The 13 plaintiffs, all U.S. citizens who deny any links to terrorism, say they were placed on the government’s no-fly list without notice or any realistic avenue of appeal.

The Justice Department has also argued that barring one’s access to air travel is not an undue burden or a violation of a constitutionally protected right.

Brown disagreed, disputing the government’s “contention that international air travel is a mere convenience, in light of the realities of our modern world.”

But the judge said she was not ready to decide on a proper remedy in the case, suggesting the answer hinged on whether the plaintiffs had an adequate avenue of appeal.

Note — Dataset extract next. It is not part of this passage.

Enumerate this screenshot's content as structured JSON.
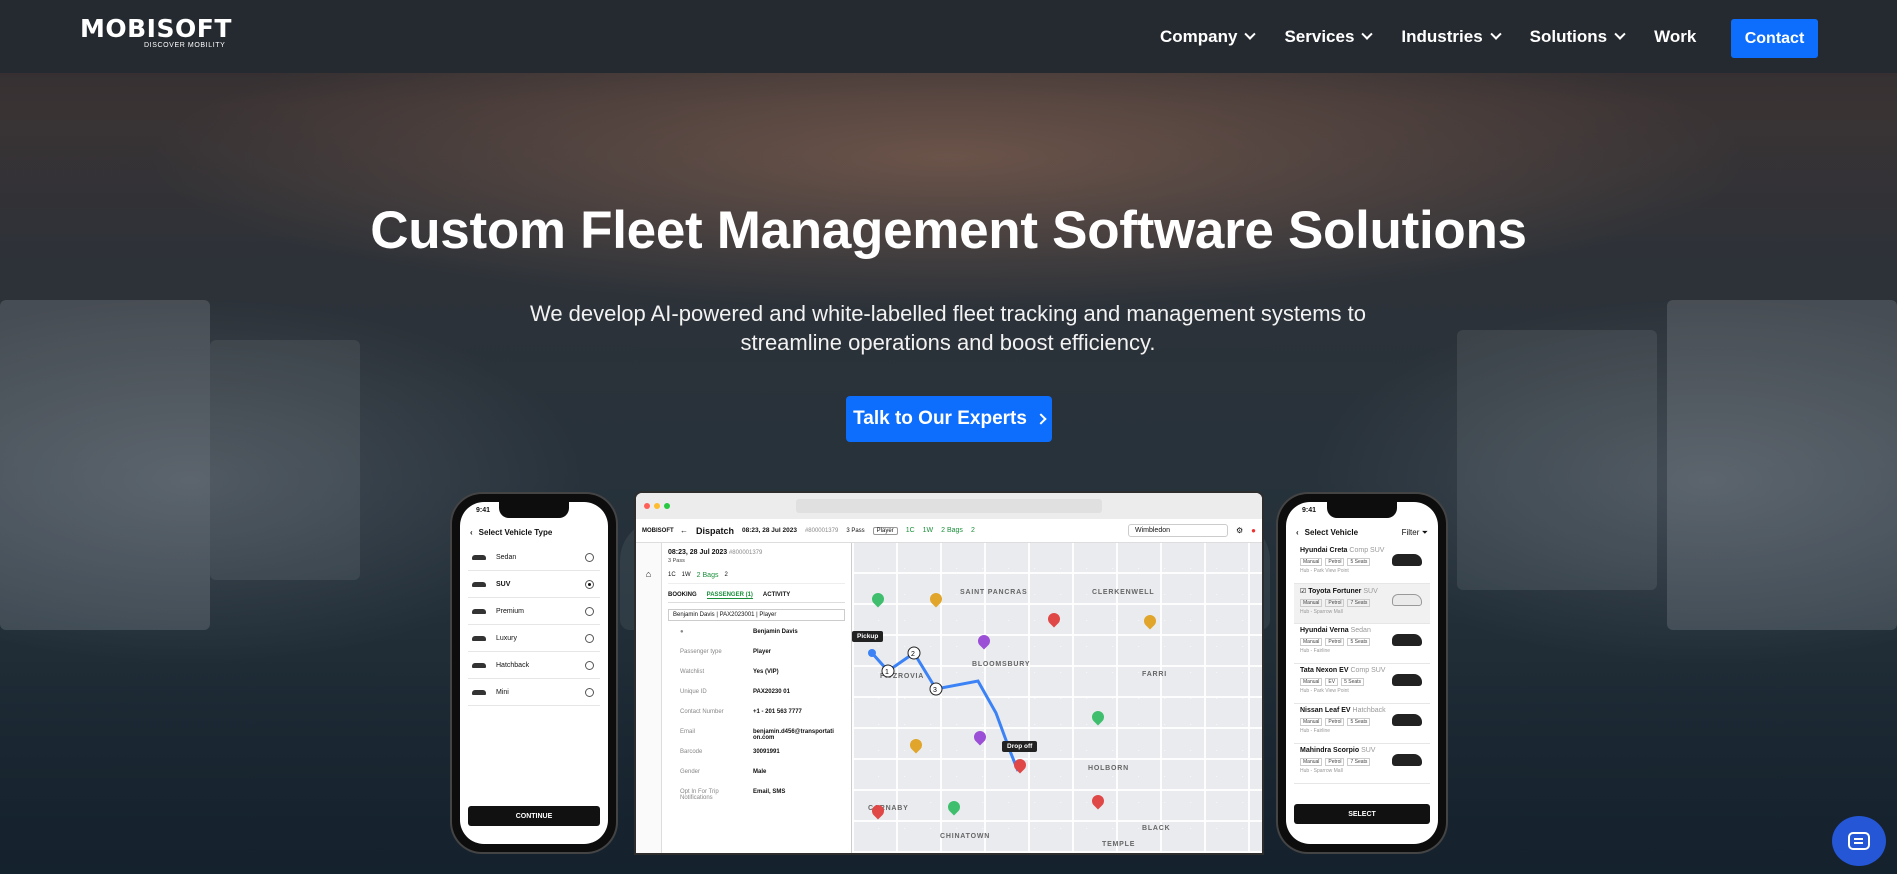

“The court is not yet able to resolve on the current record whether the judicial-review process is a sufficient, post-deprivation process under the … Constitution,” she wrote.

“For the first time, a federal court has recognized that when the government bans Americans from flying and smears them as suspected terrorists, it deprives them of constitutionally protected liberties, and they must have a fair process to clear their names,” ACLU attorney Nusrat Choudhury said in a statement.

Counterterrorism efforts have crippled al-Qaida, world overreacts to Abdulmutallab plot

Extensive training and resources such as US bank accounts, access to flight schools, and low flight security levels all gave al-Qaida an edge before 9/11 and fostered the 9/11 attacks. But counterterrorism efforts and scrutiny of finance and air travel systems have seen to it that much of what was once available to al-Qaida now is not.

While a terrorist attack was attempted on Christmas Day, its scale and sophistication pale in comparison to 9/11. This article argues that al-Qaida has been weakened as a result of security efforts, and the public as well as the government has overreacted.